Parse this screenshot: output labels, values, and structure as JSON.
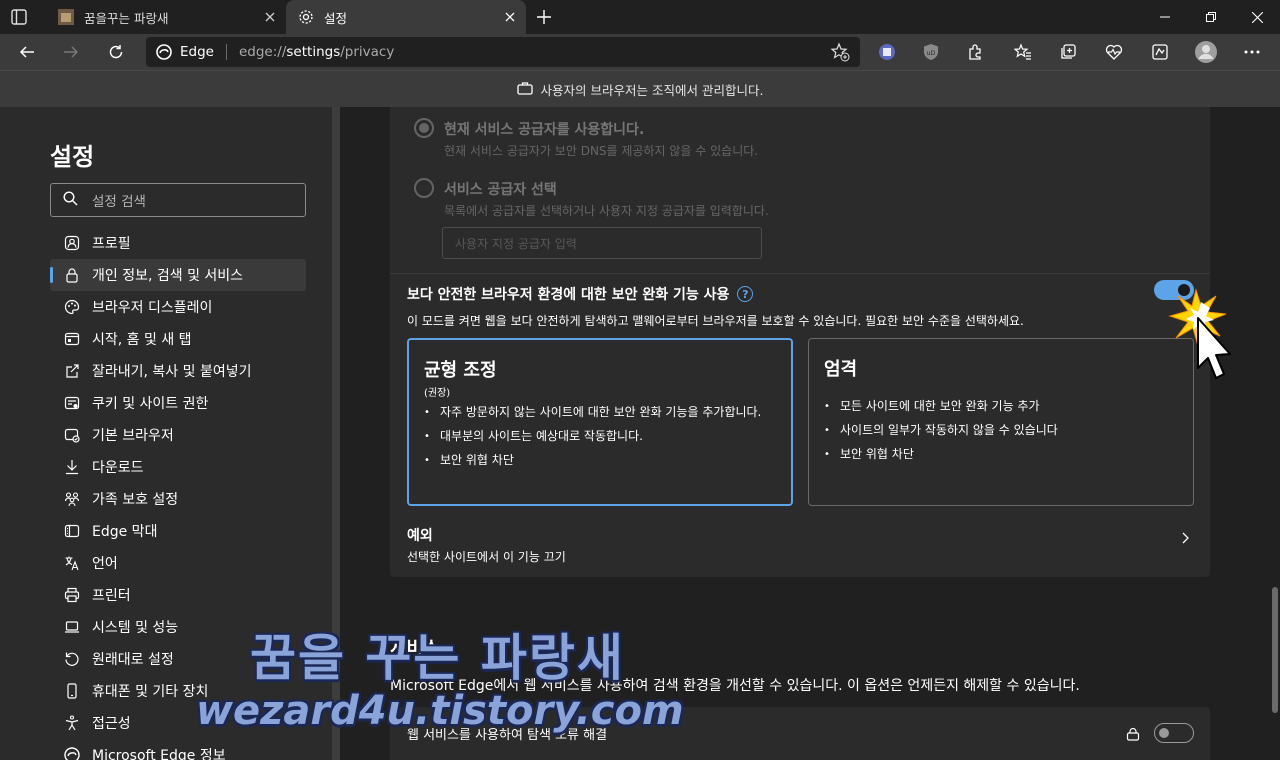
{
  "tabs": [
    {
      "title": "꿈을꾸는 파랑새"
    },
    {
      "title": "설정"
    }
  ],
  "toolbar": {
    "site_name": "Edge",
    "url_prefix": "edge://",
    "url_host": "settings",
    "url_path": "/privacy"
  },
  "infobar": {
    "text": "사용자의 브라우저는 조직에서 관리합니다."
  },
  "sidebar": {
    "title": "설정",
    "search_placeholder": "설정 검색",
    "items": [
      {
        "label": "프로필",
        "icon": "profile-icon"
      },
      {
        "label": "개인 정보, 검색 및 서비스",
        "icon": "lock-icon",
        "active": true
      },
      {
        "label": "브라우저 디스플레이",
        "icon": "palette-icon"
      },
      {
        "label": "시작, 홈 및 새 탭",
        "icon": "home-tab-icon"
      },
      {
        "label": "잘라내기, 복사 및 붙여넣기",
        "icon": "share-icon"
      },
      {
        "label": "쿠키 및 사이트 권한",
        "icon": "site-permissions-icon"
      },
      {
        "label": "기본 브라우저",
        "icon": "default-browser-icon"
      },
      {
        "label": "다운로드",
        "icon": "download-icon"
      },
      {
        "label": "가족 보호 설정",
        "icon": "family-icon"
      },
      {
        "label": "Edge 막대",
        "icon": "edge-bar-icon"
      },
      {
        "label": "언어",
        "icon": "language-icon"
      },
      {
        "label": "프린터",
        "icon": "printer-icon"
      },
      {
        "label": "시스템 및 성능",
        "icon": "laptop-icon"
      },
      {
        "label": "원래대로 설정",
        "icon": "reset-icon"
      },
      {
        "label": "휴대폰 및 기타 장치",
        "icon": "phone-icon"
      },
      {
        "label": "접근성",
        "icon": "accessibility-icon"
      },
      {
        "label": "Microsoft Edge 정보",
        "icon": "edge-logo-icon"
      }
    ]
  },
  "dns": {
    "option1_title": "현재 서비스 공급자를 사용합니다.",
    "option1_desc": "현재 서비스 공급자가 보안 DNS를 제공하지 않을 수 있습니다.",
    "option2_title": "서비스 공급자 선택",
    "option2_desc": "목록에서 공급자를 선택하거나 사용자 지정 공급자를 입력합니다.",
    "custom_placeholder": "사용자 지정 공급자 입력"
  },
  "security": {
    "title": "보다 안전한 브라우저 환경에 대한 보안 완화 기능 사용",
    "help": "?",
    "description": "이 모드를 켜면 웹을 보다 안전하게 탐색하고 맬웨어로부터 브라우저를 보호할 수 있습니다. 필요한 보안 수준을 선택하세요.",
    "toggle_on": true,
    "balanced": {
      "title": "균형 조정",
      "recommended": "(권장)",
      "bullets": [
        "자주 방문하지 않는 사이트에 대한 보안 완화 기능을 추가합니다.",
        "대부분의 사이트는 예상대로 작동합니다.",
        "보안 위협 차단"
      ]
    },
    "strict": {
      "title": "엄격",
      "bullets": [
        "모든 사이트에 대한 보안 완화 기능 추가",
        "사이트의 일부가 작동하지 않을 수 있습니다",
        "보안 위협 차단"
      ]
    },
    "exceptions_title": "예외",
    "exceptions_desc": "선택한 사이트에서 이 기능 끄기"
  },
  "services": {
    "title": "서비스",
    "description": "Microsoft Edge에서 웹 서비스를 사용하여 검색 환경을 개선할 수 있습니다. 이 옵션은 언제든지 해제할 수 있습니다.",
    "first_row": "웹 서비스를 사용하여 탐색 오류 해결",
    "first_row_on": false
  },
  "watermark": {
    "line1": "꿈을 꾸는 파랑새",
    "line2": "wezard4u.tistory.com"
  },
  "colors": {
    "accent": "#5da3e8",
    "bg": "#202020",
    "panel": "#2b2b2b"
  }
}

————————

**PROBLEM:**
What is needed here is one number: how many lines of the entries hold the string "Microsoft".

**TASK OUTPUT:**
2